--- INFORMATION SHOWN Enclosed Below ---

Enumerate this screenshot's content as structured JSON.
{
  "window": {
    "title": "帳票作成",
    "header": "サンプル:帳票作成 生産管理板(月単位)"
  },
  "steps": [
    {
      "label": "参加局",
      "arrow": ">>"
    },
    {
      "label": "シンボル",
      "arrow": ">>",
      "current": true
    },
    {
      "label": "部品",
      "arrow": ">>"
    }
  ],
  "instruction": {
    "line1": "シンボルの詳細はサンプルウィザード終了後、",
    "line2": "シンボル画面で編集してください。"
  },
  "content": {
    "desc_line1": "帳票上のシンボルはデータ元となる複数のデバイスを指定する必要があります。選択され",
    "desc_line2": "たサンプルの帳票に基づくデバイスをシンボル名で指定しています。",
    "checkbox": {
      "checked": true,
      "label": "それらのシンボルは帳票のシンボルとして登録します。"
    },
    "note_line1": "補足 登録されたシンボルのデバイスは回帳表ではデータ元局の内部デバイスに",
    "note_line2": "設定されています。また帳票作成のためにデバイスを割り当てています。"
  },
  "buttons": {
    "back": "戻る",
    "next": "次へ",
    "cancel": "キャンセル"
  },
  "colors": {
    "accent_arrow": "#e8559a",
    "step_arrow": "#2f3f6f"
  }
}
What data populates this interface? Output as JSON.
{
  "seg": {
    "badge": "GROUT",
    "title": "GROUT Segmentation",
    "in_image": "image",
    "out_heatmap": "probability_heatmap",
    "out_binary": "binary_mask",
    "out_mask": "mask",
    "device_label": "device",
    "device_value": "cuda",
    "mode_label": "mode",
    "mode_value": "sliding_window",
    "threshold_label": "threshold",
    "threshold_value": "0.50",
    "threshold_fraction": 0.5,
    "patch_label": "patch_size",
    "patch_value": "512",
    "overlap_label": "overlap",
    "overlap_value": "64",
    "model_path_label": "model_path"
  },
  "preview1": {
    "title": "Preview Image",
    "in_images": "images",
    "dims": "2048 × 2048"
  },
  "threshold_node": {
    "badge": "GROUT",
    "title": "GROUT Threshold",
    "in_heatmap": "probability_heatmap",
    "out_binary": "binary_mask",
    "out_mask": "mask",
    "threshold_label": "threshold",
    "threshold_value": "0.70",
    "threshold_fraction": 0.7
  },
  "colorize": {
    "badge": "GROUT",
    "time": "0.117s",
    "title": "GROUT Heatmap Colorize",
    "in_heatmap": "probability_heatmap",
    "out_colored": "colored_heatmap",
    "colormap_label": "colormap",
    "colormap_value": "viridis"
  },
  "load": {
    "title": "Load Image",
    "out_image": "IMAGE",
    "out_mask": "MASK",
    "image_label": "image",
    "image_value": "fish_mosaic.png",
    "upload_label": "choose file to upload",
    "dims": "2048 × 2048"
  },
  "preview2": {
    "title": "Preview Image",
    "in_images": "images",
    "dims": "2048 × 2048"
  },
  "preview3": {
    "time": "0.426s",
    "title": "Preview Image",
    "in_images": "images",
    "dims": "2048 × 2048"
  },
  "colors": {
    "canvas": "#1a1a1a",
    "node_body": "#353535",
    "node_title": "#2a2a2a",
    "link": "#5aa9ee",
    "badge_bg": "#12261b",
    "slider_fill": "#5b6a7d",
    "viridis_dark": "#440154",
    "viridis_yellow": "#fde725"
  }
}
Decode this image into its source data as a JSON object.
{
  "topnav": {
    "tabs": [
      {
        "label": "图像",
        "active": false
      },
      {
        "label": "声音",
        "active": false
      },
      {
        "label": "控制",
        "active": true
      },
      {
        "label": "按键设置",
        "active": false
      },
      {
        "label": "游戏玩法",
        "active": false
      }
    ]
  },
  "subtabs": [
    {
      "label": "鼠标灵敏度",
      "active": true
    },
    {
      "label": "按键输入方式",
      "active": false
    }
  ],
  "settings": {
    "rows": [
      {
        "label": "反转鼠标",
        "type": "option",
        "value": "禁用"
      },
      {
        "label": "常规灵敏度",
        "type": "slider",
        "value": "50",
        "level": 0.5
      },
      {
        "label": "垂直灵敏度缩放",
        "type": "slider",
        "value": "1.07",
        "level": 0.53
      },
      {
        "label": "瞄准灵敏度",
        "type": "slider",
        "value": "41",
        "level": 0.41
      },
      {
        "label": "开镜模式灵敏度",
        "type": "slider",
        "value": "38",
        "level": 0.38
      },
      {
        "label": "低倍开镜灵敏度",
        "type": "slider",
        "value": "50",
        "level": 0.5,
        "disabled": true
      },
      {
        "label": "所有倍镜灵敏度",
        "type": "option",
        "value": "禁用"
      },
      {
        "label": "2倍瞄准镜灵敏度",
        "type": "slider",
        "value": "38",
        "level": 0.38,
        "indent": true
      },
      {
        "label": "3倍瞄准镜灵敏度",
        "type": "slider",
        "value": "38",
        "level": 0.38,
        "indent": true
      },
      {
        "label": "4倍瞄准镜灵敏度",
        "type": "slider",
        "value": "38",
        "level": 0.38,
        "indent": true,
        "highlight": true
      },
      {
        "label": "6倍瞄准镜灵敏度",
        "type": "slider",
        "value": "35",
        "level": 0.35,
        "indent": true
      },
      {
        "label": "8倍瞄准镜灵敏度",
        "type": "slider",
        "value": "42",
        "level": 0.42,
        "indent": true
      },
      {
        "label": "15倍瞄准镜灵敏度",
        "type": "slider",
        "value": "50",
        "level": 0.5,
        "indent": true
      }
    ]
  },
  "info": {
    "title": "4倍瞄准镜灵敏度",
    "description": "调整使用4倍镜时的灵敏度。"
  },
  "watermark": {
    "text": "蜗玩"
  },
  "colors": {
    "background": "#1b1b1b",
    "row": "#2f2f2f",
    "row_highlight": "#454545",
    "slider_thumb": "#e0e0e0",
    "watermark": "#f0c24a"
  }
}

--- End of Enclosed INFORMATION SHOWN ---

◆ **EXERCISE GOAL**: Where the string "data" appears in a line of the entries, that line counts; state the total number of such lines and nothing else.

◆ **EXERCISE RESPONSE**: 2